Navigating the various home screens and menus is also much easier and quicker thanks to the touch screen. So to is moving through e-mails, BBMs, text messages and social networking feeds.
That said, however, the screen is tiny for a touch screen, and the finger can be a very blunt instrument in that small area. Expect many inaccuracies, especially when using apps that reduce your working space further, like Twitter. Sending when you meant to save, publicly cursing when you meant to cut, can lead to some embarrassment. In short, handle with care.
3. Does it operate as advertised?
Things get a little hairy here. According to RIM’s website, the 9900’s 1230mAh battery will last up to 13 days in standby mode and offers talk time of 6.3 hours.
There is simply no way this is true. The BlackBerry – as with most other smartphones – is synonymous with short battery life, with a full charge usually lasting just a day. However, the Bold 9900 takes the cake. Unplugged at 6:30 in the morning, and being used to check e-mails, send BBMs and the odd text message, and making and receiving calls, the Bold’s battery had drained to 30% by midday, meaning that there was no way it would last the rest of the day.
Things get even worse when applications are running in the background.
It could be argued that the bad battery life can be attributed to the powerful 1.2GHz processor. However that is a poor excuse. The new Bold is bursting with better features than its predecessors, such as 8GB of on-board memory, which is expandable up to 32GB via a microSD card or the 786MB of RAM built into the phone. So why not a better battery? The Torch uses a stronger 1500mAh battery, as does the original Bold 9000. So why not the new Bold?

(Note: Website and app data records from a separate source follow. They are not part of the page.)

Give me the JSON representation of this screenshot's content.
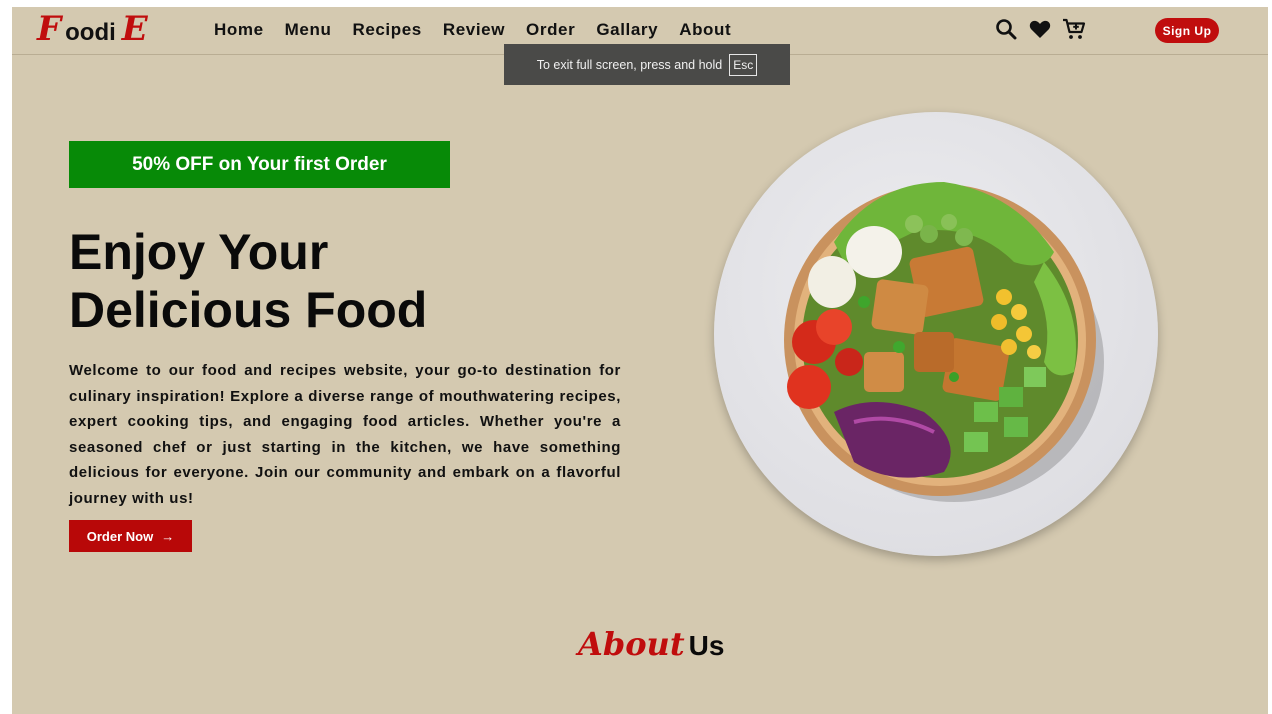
{
  "header": {
    "logo": {
      "first": "F",
      "mid": "oodi",
      "last": "E"
    },
    "nav": [
      "Home",
      "Menu",
      "Recipes",
      "Review",
      "Order",
      "Gallary",
      "About"
    ],
    "icons": [
      "search-icon",
      "heart-icon",
      "cart-icon"
    ],
    "signup_label": "Sign Up"
  },
  "fullscreen_toast": {
    "message": "To exit full screen, press and hold",
    "key": "Esc"
  },
  "hero": {
    "promo": "50% OFF on Your first Order",
    "title_line1": "Enjoy Your",
    "title_line2": "Delicious Food",
    "description": "Welcome to our food and recipes website, your go-to destination for culinary inspiration! Explore a diverse range of mouthwatering recipes, expert cooking tips, and engaging food articles. Whether you're a seasoned chef or just starting in the kitchen, we have something delicious for everyone. Join our community and embark on a flavorful journey with us!",
    "order_button": "Order Now",
    "order_arrow": "→"
  },
  "about": {
    "script": "About",
    "rest": "Us"
  },
  "colors": {
    "accent": "#c00d0d",
    "background": "#d4c9b0",
    "promo": "#078a07"
  }
}
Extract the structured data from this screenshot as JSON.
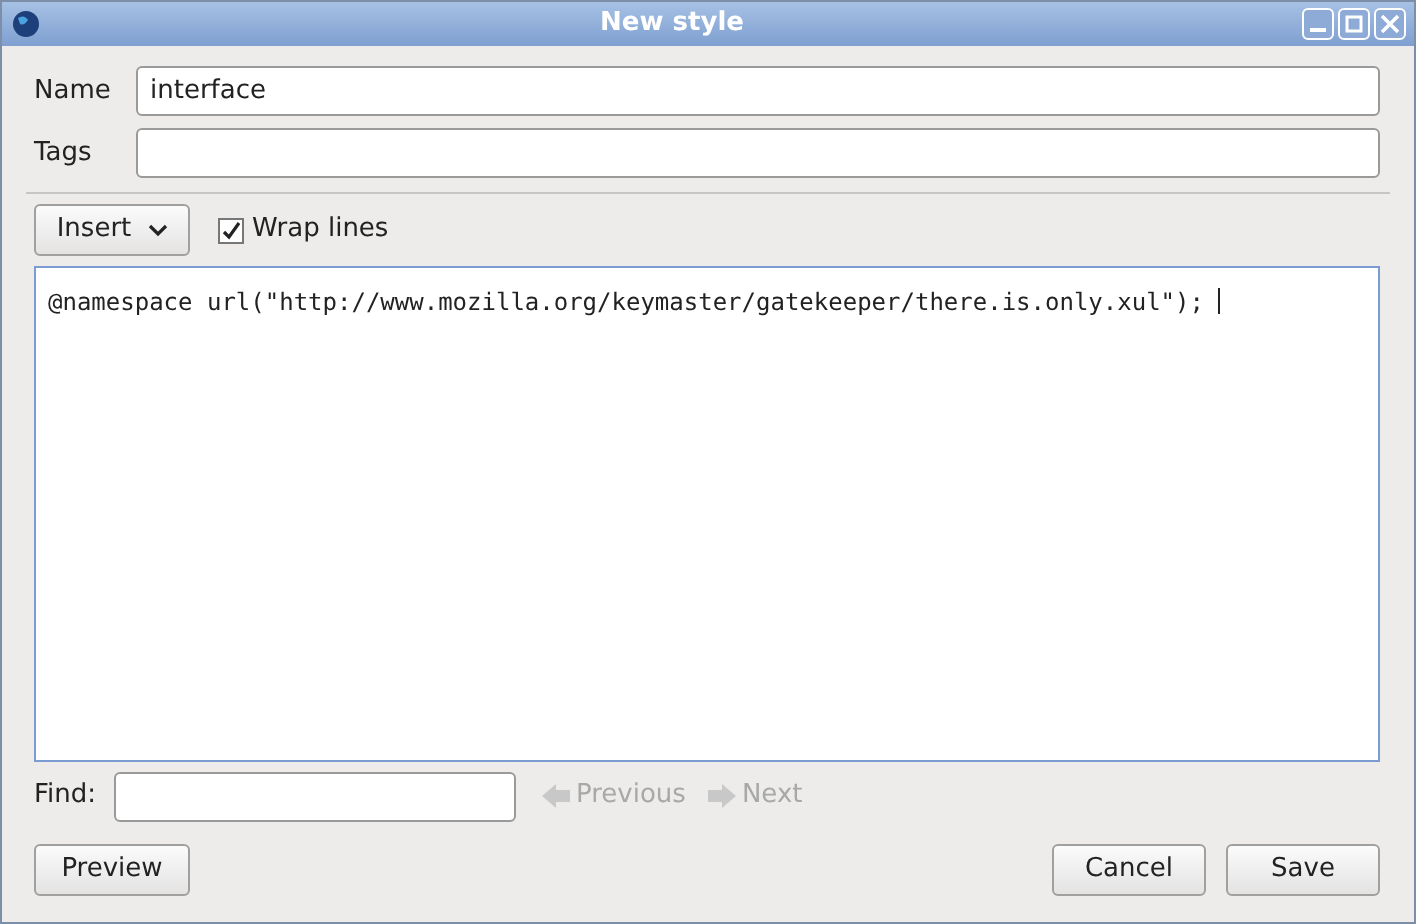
{
  "window": {
    "title": "New style"
  },
  "name_field": {
    "label": "Name",
    "value": "interface"
  },
  "tags_field": {
    "label": "Tags"
  },
  "insert_button": {
    "label": "Insert"
  },
  "wrap_lines": {
    "label": "Wrap lines",
    "checked": true
  },
  "editor": {
    "text": "@namespace url(\"http://www.mozilla.org/keymaster/gatekeeper/there.is.only.xul\");"
  },
  "find": {
    "label": "Find:",
    "previous": {
      "label": "Previous",
      "disabled": true
    },
    "next": {
      "label": "Next",
      "disabled": true
    }
  },
  "buttons": {
    "preview": "Preview",
    "cancel": "Cancel",
    "save": "Save"
  }
}
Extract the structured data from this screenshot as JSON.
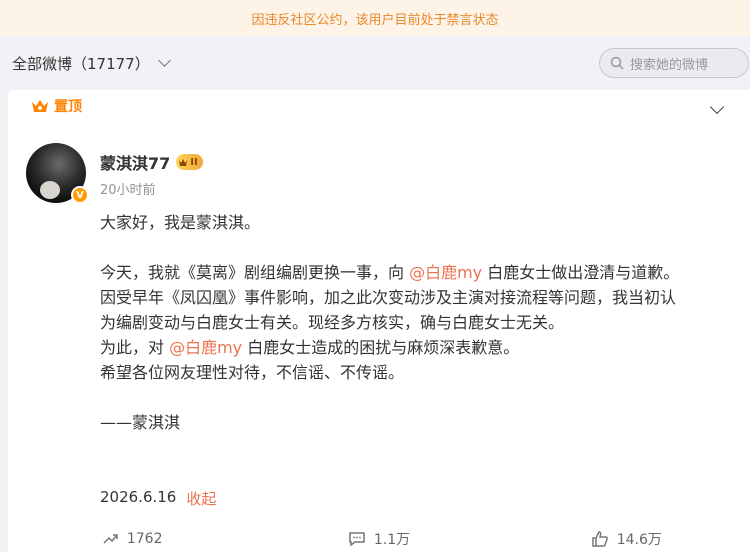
{
  "notice": {
    "text": "因违反社区公约，该用户目前处于禁言状态"
  },
  "filter": {
    "label": "全部微博（17177）",
    "search_placeholder": "搜索她的微博"
  },
  "pinned": {
    "label": "置顶"
  },
  "post": {
    "username": "蒙淇淇77",
    "level": "II",
    "time": "20小时前",
    "lines": [
      {
        "text": "大家好，我是蒙淇淇。"
      },
      {
        "text": ""
      },
      {
        "pre": "今天，我就《莫离》剧组编剧更换一事，向 ",
        "mention": "@白鹿my",
        "post": " 白鹿女士做出澄清与道歉。"
      },
      {
        "text": "因受早年《凤囚凰》事件影响，加之此次变动涉及主演对接流程等问题，我当初认"
      },
      {
        "text": "为编剧变动与白鹿女士有关。现经多方核实，确与白鹿女士无关。"
      },
      {
        "pre": "为此，对 ",
        "mention": "@白鹿my",
        "post": " 白鹿女士造成的困扰与麻烦深表歉意。"
      },
      {
        "text": "希望各位网友理性对待，不信谣、不传谣。"
      },
      {
        "text": ""
      },
      {
        "text": "——蒙淇淇"
      }
    ],
    "date": "2026.6.16",
    "collapse": "收起"
  },
  "actions": {
    "repost": "1762",
    "comment": "1.1万",
    "like": "14.6万"
  },
  "colors": {
    "accent": "#ff8200",
    "mention": "#eb7350",
    "notice_bg": "#fdf3e7"
  }
}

It is a flaw that ruins the entire experience of using the Bold 9900.
Things got even worse during my tests. On numerous occasions, the Bold 9900 showed it had 100% battery life, which I found rather dubious, considering it was on its last legs at the same time the previous day. Minutes later, the phone switched itself off, and starting it up was impossible because the battery had completely drained. To remedy this, I downloaded the BatteryWatch application from the App World, and that seemed to give a better indication on the battery status.
Although OS7 offers a more fluid experience without any lagging when scrolling through web pages, menus and the various home screens, it did seem a little unresponsive at times and a few times froze completely. The only way to regain control of the phone was to take out the battery. However, unlike other BlackBerrys that take ages to boot up, the 1.2Ghz CPU showed its true colours here, bringing the boot up time down to under 30 seconds.
The App World is also more fluid, attractive and responsive on OS7. It suggests that, before long, it may even be comparable to the Android and iPhone app stores.
Sadly, for a device like this, the Bold’s reception was lacking. It continually switched between 3G/GPRS/EDGE and sometimes to GSM. This made phone calls infuriating, sometimes with only half the conversation heard, and it became an even bigger problem when browsing the Internet.
4. Is it innovative?
The Bold is one of the first phones in the BlackBerry range to offer near field communications (NFC), which means that it will pair with other NFC capable devices or can read smart-tags by simply tapping the phone on the tag. It was expected to appear on the iPhone 4S, for example, but never made it that far. However, not many viable applications are available for it yet.
It is also the thinnest BlackBerry so far, measuring 10.5mm.
And that's where the innovation stops. All the other features on the phone can be found on other BlackBerry models and, in many cases, on other brands too.
5. Is it value for money?
At a price of R7 500, the Bold 9900 is far more expensive than the 9780 and the Curve. For that amount of money, you expect the phone to come with a decent battery, feature a stable operating system and, of course, have a decent signal. The Bold offers none of these.
* Follow Sean on Twitter on @seanbacher